### Task to carry out
Some lines in the entries contain the word "text". Copy all of them.
** Opening Records provided block **
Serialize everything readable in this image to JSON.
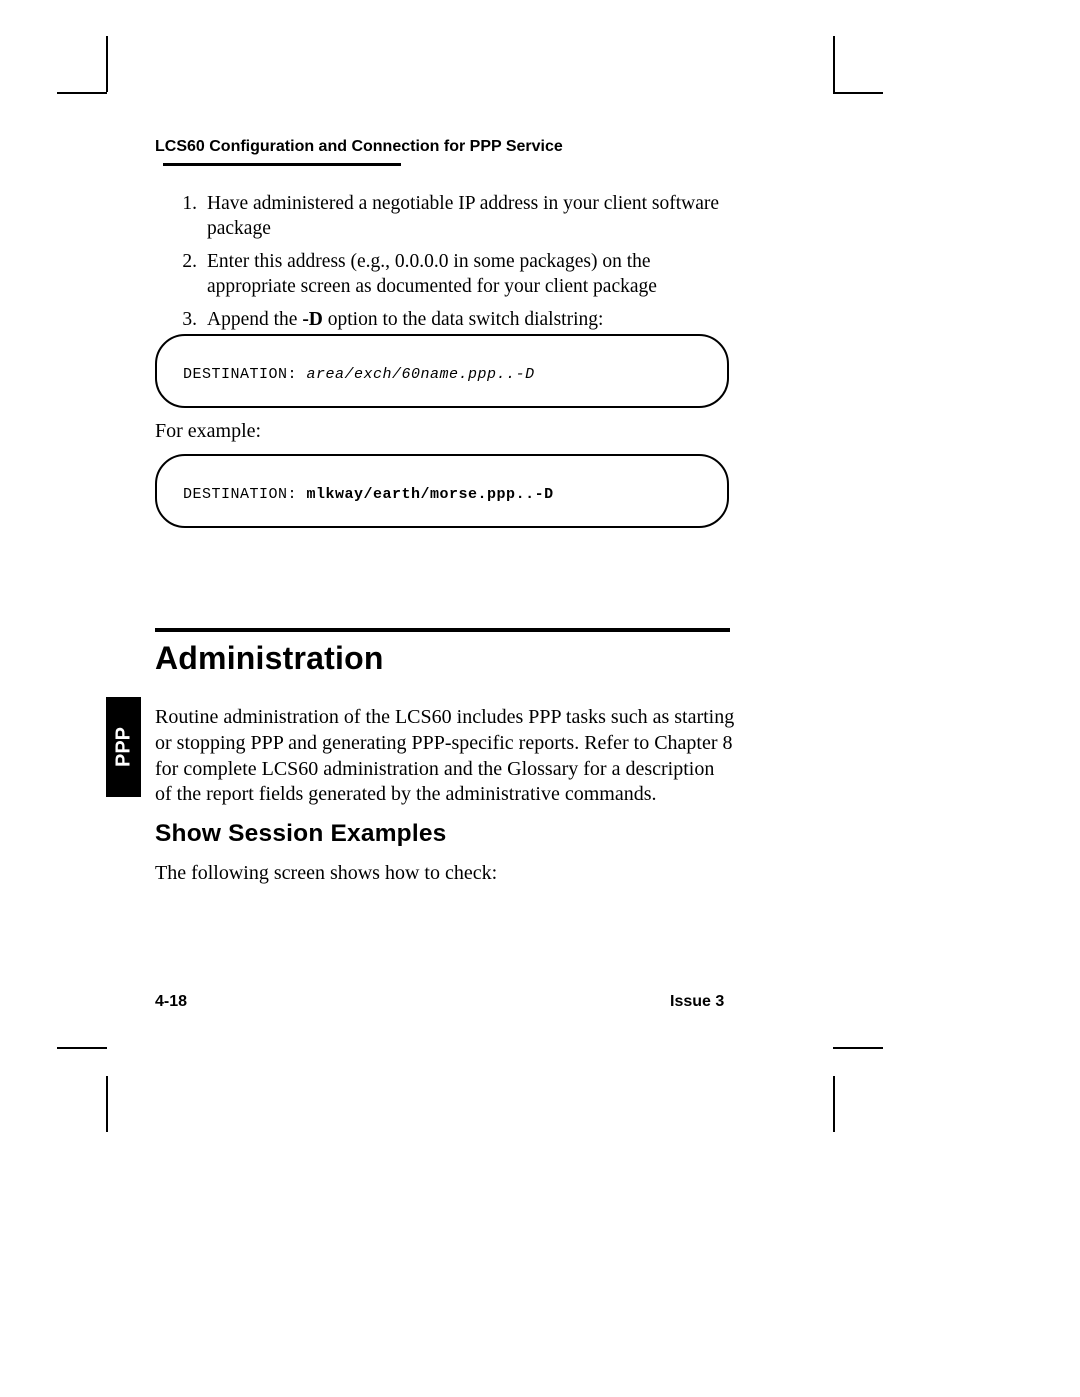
{
  "running_head": "LCS60 Configuration and Connection for PPP Service",
  "list": [
    {
      "num": "1.",
      "text": "Have administered a negotiable IP address in your client software package"
    },
    {
      "num": "2.",
      "text": "Enter this address (e.g., 0.0.0.0 in some packages) on the appropriate screen as documented for your client package"
    },
    {
      "num": "3.",
      "pre": "Append the ",
      "strong": "-D",
      "post": " option to the data switch dialstring:"
    }
  ],
  "oval_a": {
    "prompt": "DESTINATION: ",
    "arg": "area/exch/60name.ppp..-D"
  },
  "for_example": "For example:",
  "oval_b": {
    "prompt": "DESTINATION: ",
    "arg": "mlkway/earth/morse.ppp..-D"
  },
  "section_heading": "Administration",
  "thumb_tab": "PPP",
  "admin_body": "Routine administration of the LCS60 includes PPP tasks such as starting or stopping PPP and generating PPP-specific reports.  Refer to Chapter 8 for complete LCS60 administration and the Glossary for a description of the report fields generated by the administrative commands.",
  "subheading": "Show Session Examples",
  "sub_body": "The following screen shows how to check:",
  "footer": {
    "page": "4-18",
    "issue": "Issue 3"
  }
}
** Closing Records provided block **
### Exercise solution
      "text": "Have administered a negotiable IP address in your client software package"
      "text": "Enter this address (e.g., 0.0.0.0 in some packages) on the appropriate screen as documented for your client package"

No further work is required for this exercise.